Once I spend one week in Sanaa and around. The moment I stepped out of the plane I regretted it. I was much younger then, I wouldn’t repeat it again. Nobody should support such despicable people, nobody should help with money or otherwise people who are undescribably racist, intolerant, mysogynistic, who don’t respect basic human rights.
As I told you before, my grandmother was born in Sana.
That’s why I want to go to Yemen so much.
But I want to see Sana too, so I’ll wait for the conditions to improve a bit.
You can put me first when you organize a tour that includes Sana…
I’m going on a month long trip to Indochina with my wife this Saturday.
Hello Fatih, I hope the situation gets better and you can visit your grandmother’s hometown soon!
can you please share the contact to the fixer you had for your trip to Hadramaut?
Sorry, I can’t do that, but you are welcome to join our tour: https://expeditions.againstthecompass.com/tours/yemen/
How do you find the fixers?
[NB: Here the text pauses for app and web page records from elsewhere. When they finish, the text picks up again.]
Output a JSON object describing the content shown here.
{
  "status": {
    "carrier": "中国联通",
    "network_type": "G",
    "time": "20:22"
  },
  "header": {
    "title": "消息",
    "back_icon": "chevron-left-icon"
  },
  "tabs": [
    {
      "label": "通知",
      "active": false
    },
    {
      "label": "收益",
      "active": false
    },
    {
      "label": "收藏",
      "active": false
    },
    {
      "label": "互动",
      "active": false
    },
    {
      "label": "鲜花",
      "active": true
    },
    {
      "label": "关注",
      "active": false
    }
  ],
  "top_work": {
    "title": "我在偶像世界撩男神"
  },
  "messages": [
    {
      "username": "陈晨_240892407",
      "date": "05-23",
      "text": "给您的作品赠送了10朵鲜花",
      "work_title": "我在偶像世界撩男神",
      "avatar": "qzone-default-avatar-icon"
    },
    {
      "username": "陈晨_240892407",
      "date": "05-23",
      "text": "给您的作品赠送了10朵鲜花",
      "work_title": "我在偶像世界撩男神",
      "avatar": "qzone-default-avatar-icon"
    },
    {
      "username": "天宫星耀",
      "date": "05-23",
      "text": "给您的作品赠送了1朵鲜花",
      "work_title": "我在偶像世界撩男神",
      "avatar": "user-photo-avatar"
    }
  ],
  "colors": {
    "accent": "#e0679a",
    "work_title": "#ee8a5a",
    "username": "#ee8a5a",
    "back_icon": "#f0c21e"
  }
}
l was working with a humanitairian organisation for four months in 2023 in northern Yemen. It is a very beautiful country, indeed, with rich culture and kind people. Unfortunately though, it is still a war country, so I think its quite dangerous to travel there. Even if the situation north and south is different, is alltogether dangerous and unpredictable, so personally i would wait till peace comes in order to travel there.